(Your assignment)
Lines below that include "JSON" are the answer; copy each one.

* * * * * * * * *

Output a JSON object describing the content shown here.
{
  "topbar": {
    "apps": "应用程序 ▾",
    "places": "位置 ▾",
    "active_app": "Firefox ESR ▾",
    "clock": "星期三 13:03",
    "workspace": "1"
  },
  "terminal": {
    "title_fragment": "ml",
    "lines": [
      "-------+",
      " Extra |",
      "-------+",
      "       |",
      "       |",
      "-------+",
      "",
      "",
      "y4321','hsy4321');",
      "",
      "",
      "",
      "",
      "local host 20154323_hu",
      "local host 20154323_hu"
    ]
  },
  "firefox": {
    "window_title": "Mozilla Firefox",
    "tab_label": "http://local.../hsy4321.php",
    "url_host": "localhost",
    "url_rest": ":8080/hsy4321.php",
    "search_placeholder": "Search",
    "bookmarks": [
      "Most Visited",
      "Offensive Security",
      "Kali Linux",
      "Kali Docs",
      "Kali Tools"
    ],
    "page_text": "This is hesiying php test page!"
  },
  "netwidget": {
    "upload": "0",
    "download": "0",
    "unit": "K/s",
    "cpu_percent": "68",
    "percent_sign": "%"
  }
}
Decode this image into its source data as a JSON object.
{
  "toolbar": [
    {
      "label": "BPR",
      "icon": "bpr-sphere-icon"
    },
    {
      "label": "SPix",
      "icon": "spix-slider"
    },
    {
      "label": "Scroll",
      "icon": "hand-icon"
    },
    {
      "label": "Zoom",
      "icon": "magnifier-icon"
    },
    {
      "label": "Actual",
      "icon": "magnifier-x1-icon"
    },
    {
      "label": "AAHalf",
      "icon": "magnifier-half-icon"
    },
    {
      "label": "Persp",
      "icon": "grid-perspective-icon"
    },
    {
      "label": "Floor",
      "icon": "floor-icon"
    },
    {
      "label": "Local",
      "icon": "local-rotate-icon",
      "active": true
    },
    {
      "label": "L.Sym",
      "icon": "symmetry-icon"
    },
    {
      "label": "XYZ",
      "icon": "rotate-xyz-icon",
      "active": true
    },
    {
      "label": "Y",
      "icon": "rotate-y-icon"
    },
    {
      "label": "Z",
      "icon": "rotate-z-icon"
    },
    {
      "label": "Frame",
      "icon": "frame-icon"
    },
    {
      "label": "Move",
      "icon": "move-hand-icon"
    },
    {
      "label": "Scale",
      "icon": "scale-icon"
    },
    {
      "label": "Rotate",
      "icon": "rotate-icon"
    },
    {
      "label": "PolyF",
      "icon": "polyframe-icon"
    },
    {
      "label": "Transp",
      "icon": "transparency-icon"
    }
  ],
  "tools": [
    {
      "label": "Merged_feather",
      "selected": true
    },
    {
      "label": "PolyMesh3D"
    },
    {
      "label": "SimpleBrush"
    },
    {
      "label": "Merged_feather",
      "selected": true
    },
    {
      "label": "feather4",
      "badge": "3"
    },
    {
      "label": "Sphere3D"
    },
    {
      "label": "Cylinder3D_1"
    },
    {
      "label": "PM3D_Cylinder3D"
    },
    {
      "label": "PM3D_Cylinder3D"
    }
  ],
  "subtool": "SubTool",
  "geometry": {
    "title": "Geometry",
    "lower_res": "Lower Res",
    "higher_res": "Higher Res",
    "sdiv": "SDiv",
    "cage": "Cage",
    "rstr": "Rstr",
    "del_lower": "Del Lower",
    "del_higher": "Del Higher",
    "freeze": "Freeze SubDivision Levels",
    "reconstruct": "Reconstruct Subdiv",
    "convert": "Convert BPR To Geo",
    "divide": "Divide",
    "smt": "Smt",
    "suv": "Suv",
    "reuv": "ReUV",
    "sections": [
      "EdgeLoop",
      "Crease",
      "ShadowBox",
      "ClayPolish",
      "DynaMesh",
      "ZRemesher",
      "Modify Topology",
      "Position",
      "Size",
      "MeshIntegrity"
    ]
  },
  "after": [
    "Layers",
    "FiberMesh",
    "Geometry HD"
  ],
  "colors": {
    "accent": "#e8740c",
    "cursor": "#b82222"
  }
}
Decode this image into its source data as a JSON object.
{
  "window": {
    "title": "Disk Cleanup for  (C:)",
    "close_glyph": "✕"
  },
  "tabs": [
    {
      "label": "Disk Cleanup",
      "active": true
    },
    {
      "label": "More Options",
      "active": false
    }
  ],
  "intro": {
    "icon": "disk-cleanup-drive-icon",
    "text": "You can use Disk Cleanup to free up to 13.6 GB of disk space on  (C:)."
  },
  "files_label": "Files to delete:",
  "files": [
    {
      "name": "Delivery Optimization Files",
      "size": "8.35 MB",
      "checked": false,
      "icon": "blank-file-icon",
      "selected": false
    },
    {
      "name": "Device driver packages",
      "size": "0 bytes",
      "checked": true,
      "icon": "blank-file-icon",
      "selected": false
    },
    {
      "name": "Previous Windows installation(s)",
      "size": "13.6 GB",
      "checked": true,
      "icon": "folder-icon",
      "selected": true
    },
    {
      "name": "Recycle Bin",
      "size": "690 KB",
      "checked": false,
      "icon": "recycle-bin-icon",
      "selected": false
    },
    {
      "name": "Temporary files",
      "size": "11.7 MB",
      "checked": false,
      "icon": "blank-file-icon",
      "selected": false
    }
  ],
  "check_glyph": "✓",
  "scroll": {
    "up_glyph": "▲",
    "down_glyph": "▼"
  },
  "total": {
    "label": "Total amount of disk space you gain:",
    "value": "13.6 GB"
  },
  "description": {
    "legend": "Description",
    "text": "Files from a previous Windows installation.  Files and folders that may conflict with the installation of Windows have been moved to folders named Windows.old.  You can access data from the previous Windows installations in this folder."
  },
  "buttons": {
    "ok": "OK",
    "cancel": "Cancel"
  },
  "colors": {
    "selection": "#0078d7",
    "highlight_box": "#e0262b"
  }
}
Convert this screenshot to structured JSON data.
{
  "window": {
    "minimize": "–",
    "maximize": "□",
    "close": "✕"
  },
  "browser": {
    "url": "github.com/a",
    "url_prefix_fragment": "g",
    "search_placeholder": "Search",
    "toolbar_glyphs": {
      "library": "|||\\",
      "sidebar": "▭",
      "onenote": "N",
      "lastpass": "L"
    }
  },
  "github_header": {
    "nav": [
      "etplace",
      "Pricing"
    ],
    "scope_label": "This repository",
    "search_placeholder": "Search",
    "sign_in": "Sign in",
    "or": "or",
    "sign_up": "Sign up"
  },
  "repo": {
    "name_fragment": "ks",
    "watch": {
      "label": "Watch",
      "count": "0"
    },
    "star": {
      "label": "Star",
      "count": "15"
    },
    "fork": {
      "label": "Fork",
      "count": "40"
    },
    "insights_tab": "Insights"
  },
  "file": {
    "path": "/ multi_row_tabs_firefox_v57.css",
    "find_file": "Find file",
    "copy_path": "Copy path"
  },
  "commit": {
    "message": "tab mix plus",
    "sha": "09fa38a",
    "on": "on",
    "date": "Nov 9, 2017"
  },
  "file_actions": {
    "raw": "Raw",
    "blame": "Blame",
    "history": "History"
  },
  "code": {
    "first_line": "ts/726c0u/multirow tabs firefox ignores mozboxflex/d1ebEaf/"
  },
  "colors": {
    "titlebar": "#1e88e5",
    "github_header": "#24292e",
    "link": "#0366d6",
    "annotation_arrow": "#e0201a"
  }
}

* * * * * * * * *

(Output for this exercise)
Output a JSON object describing the content shown here.
Decode this image into its source data as a JSON object.
Decode this image into its source data as a JSON object.
Convert this screenshot to structured JSON data.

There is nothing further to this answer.